DOJ Report: Violent Crime and Property Crime Up in 2011

On Wednesday, the Justice Department released a crime report that indicated violent crime and property crime rose in 2011, apparently ending a two-decade long decline in crime rates.

Per the report, between 2010 and 2011, violent crime jumped 18 percent, from 19.3 to 22.5 victimizations per 1,000 persons age 12 or older.

Violent crime is defined as rape, sexual assault, robbery, and aggravated and simple assault. 

Of those subcategories, aggravated and simple assault spiked 22 percent, which was the largest and only statistically significant increase.

In other words, there was no measurable difference in rape, sexual assault, or robbery and the 22 percent increase in assaults is solely responsible for the overall 18 percent increase in violent crime.

For reference, aggravated and simple assault are crimes that involve a threat but no weapon and which typically result in minor injuries. 

To put this all in perspective, the report said although the 18 percent increase appears to be large, it’s actually a sign of how low crime rates have dropped over the years.  To put it another way, the perennially low rates make even the slightest change appear disproportionally large. 

Overall, the report states that crime remains at “historically low levels.”  And since 1993, the rate “of violent victimization declined 72 percent.

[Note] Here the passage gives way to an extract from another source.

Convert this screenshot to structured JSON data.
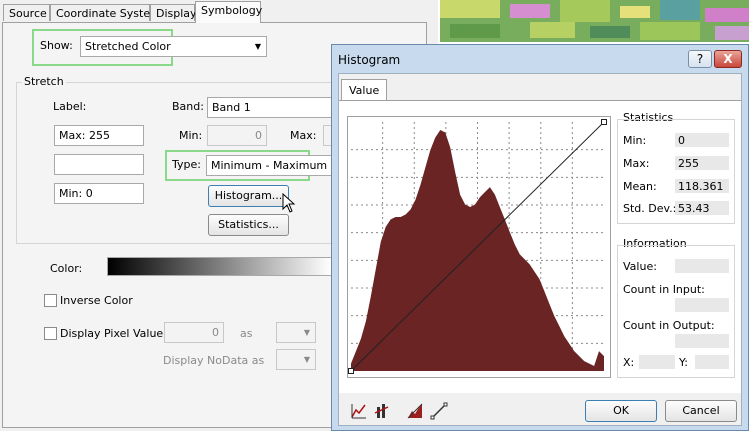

With respect to total property crime, it shot up 11 percent in 2011, from 125.4 to 138.7 victimizations per 1,000 households.  Total property crime consists of household burglary, theft, and motor vehicle theft.

bureau of justice statisticsLike with violent crime, the majority of the total rise can be pinned to an increase in one subcategory.  In this case, household burglary jumped 14 percent, from 25.8 to 29.4 victimizations per households. 

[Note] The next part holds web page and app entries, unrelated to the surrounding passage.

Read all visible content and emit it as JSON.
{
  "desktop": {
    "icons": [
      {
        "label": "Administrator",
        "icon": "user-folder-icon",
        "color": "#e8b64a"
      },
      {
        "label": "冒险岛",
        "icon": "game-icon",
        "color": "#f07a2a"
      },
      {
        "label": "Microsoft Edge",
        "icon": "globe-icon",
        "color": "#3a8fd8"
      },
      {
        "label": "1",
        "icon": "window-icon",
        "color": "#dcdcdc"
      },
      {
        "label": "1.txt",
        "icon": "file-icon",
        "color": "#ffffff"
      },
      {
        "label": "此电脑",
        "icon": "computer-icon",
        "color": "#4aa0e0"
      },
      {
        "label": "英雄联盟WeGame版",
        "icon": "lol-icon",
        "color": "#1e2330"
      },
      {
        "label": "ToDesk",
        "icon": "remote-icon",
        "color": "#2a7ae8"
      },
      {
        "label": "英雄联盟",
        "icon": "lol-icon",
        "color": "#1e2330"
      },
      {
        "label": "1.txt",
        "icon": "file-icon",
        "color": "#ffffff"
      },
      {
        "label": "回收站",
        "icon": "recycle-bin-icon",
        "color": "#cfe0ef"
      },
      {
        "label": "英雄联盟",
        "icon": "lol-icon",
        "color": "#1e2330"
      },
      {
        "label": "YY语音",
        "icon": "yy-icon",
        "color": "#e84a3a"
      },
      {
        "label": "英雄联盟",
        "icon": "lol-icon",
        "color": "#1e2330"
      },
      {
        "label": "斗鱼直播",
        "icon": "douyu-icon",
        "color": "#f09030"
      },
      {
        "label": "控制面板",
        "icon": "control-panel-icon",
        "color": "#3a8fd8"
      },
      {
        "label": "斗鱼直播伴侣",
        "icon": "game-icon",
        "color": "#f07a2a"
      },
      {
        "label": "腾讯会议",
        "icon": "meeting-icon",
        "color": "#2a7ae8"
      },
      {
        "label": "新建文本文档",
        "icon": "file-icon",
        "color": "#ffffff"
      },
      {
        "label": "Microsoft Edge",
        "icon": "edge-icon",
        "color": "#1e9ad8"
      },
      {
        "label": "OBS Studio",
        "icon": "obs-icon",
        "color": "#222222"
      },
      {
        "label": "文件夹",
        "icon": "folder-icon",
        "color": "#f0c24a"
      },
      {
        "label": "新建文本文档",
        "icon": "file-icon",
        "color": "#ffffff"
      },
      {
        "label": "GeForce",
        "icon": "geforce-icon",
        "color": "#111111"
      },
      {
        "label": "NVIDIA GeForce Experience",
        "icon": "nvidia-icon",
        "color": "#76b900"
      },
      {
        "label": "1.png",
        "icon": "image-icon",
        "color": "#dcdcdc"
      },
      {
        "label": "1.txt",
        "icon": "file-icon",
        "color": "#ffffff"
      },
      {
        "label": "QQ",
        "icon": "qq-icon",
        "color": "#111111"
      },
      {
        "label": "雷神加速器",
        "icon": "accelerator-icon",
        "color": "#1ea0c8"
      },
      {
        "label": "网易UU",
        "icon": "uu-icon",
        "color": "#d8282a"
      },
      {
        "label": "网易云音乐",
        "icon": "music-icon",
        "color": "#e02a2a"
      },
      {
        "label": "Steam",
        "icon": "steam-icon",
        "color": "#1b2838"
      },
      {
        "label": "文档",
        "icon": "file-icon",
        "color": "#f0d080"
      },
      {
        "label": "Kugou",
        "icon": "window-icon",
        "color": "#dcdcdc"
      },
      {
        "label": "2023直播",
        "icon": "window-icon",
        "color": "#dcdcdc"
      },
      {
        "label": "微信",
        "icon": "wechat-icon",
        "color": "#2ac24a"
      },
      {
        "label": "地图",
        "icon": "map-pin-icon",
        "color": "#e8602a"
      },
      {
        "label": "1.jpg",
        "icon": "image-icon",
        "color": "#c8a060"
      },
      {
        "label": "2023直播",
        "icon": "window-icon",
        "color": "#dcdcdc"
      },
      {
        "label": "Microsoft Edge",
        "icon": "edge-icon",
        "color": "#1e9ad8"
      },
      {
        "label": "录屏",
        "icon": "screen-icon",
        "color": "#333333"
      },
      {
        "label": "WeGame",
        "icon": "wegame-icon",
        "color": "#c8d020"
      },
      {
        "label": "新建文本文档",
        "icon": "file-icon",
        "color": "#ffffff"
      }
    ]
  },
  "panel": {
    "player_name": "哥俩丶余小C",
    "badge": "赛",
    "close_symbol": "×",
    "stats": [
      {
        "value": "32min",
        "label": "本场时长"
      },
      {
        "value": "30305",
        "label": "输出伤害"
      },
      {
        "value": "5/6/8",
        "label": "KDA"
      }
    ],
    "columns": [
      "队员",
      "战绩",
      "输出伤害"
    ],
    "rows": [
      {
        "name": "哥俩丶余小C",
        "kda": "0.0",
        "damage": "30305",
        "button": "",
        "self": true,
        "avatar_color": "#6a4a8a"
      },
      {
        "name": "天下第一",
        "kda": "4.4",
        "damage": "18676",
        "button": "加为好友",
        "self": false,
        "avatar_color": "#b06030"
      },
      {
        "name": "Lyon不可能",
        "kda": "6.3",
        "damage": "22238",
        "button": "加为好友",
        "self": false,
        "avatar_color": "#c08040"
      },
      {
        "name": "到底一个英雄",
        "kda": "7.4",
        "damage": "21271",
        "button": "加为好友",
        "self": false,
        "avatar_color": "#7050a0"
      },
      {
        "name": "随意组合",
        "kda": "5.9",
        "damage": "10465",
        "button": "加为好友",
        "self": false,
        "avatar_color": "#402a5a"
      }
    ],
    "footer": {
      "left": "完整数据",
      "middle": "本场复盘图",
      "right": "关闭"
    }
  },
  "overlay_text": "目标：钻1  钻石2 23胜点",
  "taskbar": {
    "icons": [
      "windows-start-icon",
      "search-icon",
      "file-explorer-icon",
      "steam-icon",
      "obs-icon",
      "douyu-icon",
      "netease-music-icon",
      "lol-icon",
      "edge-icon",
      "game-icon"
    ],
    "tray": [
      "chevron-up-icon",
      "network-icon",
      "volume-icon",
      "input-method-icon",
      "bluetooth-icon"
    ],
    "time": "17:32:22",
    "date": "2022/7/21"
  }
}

One thing to note is that this DOJ report contradicts a preliminary report issued by the FBI back in June, which showed a 4 percent decline in violent crime in 2011, when compared to 2011 (for more on this report, click here).   

Thought to be the most comprehensive report on annual crime statistics, the FBI’s complete Uniform Crime Report is due out on Oct. 29.

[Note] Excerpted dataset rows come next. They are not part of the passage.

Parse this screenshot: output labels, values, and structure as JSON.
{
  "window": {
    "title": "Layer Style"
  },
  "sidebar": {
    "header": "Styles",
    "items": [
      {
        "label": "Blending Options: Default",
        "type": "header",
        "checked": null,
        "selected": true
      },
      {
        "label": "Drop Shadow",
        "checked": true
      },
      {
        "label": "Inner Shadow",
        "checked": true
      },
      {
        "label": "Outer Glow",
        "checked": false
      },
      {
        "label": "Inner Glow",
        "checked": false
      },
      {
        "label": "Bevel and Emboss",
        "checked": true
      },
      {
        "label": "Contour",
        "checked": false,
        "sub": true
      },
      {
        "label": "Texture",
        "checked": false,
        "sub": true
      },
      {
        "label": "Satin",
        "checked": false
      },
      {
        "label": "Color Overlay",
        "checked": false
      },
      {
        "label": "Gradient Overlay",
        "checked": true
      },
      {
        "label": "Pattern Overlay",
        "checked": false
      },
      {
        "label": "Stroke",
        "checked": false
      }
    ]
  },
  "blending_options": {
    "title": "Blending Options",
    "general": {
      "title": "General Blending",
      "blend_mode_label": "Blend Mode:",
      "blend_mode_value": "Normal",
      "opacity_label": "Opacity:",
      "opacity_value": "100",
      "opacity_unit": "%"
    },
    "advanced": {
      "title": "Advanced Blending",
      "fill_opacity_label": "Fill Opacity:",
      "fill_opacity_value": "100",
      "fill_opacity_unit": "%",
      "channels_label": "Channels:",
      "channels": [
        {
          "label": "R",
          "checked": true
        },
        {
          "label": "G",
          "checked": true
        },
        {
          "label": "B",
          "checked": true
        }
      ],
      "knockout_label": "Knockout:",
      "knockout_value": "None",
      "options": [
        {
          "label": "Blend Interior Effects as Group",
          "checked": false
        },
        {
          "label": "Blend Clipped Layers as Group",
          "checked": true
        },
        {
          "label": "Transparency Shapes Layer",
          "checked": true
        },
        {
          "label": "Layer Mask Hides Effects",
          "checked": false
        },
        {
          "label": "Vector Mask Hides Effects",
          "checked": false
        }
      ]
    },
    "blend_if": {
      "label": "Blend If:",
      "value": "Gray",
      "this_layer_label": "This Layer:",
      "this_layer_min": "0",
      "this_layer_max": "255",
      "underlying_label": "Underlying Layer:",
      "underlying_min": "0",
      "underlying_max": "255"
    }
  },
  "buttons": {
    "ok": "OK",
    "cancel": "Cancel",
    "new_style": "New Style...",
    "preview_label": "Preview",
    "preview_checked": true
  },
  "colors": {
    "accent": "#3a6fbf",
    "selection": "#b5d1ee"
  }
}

Experts suggest that discrepancies between the two reports could be an indication of a failure of law enforcement around the country to reliably submit crime data to the DOJ and FBI.

“It calls into question whether police departments, either subtly or overtly, are discouraging reporting,” Eugene O’Donnell, a professor at the John Jay College of Criminal Justice in New York, told HuffPost Crime

“There’s real pressure on police departments to have the numbers going down all the time,” O’Donnell added. 

So, what does this crime data mean for gun owners?

At the national level, crime still remains at “historically low levels” (both reports confirm this) and gun ownership continues to rise as more people obtain concealed carry permits, which means that (as I’ve said multiple times before) more guns in the hands of law-abiding citizens does not increase crime rates.   This, of course, is good news.

The other thing to take away from all of this is to remember that despite how infrequent it may occur, crime still exists.  There are bad people out there.  As such, continue to hone your skills and constantly be looking for ways to improve your self-defense posture (This last point is rather obvious, but it bears repeating.  You can never have enough range time or practice preparing for an attacker or home invader.  If it does go down one day, you want to be as prepared as possible).